WHAT YOU SHOULD DO -
Scan the entries for "username". Every line that holds it is to be copied.

GIVEN INFORMATION -
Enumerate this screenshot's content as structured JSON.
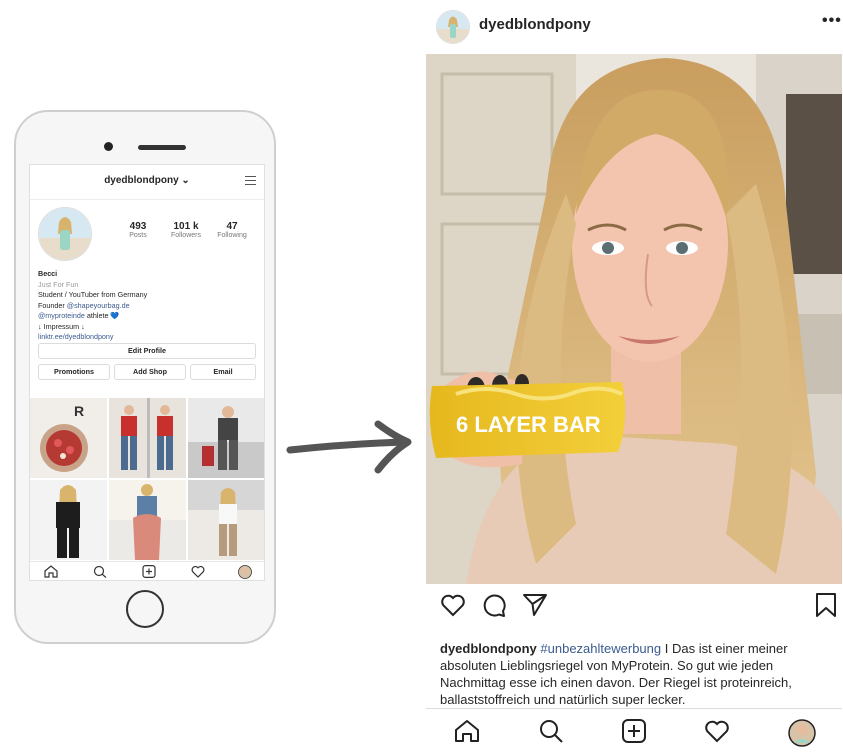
{
  "phone_profile": {
    "username": "dyedblondpony ⌄",
    "stats": [
      {
        "value": "493",
        "label": "Posts"
      },
      {
        "value": "101 k",
        "label": "Followers"
      },
      {
        "value": "47",
        "label": "Following"
      }
    ],
    "bio": {
      "name": "Becci",
      "tagline": "Just For Fun",
      "line1": "Student / YouTuber from Germany",
      "line2_prefix": "Founder ",
      "line2_link": "@shapeyourbag.de",
      "line3_link": "@myproteinde",
      "line3_suffix": " athlete 💙",
      "line4": "↓ Impressum ↓",
      "line5_link": "linktr.ee/dyedblondpony"
    },
    "buttons": {
      "edit_profile": "Edit Profile",
      "promotions": "Promotions",
      "add_shop": "Add Shop",
      "email": "Email"
    }
  },
  "post": {
    "username": "dyedblondpony",
    "more": "•••",
    "photo_text": "6 LAYER BAR",
    "caption_user": "dyedblondpony",
    "caption_tag": "#unbezahltewerbung",
    "caption_text": " I Das ist einer meiner absoluten Lieblingsriegel von MyProtein. So gut wie jeden Nachmittag esse ich einen davon. Der Riegel ist proteinreich, ballaststoffreich und natürlich super lecker."
  },
  "icons": [
    "home-icon",
    "search-icon",
    "add-post-icon",
    "heart-icon",
    "profile-avatar-icon",
    "comment-icon",
    "share-icon",
    "bookmark-icon",
    "hamburger-menu-icon"
  ]
}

ANSWER SECTION -
    "username": "dyedblondpony ⌄",
    "username": "dyedblondpony",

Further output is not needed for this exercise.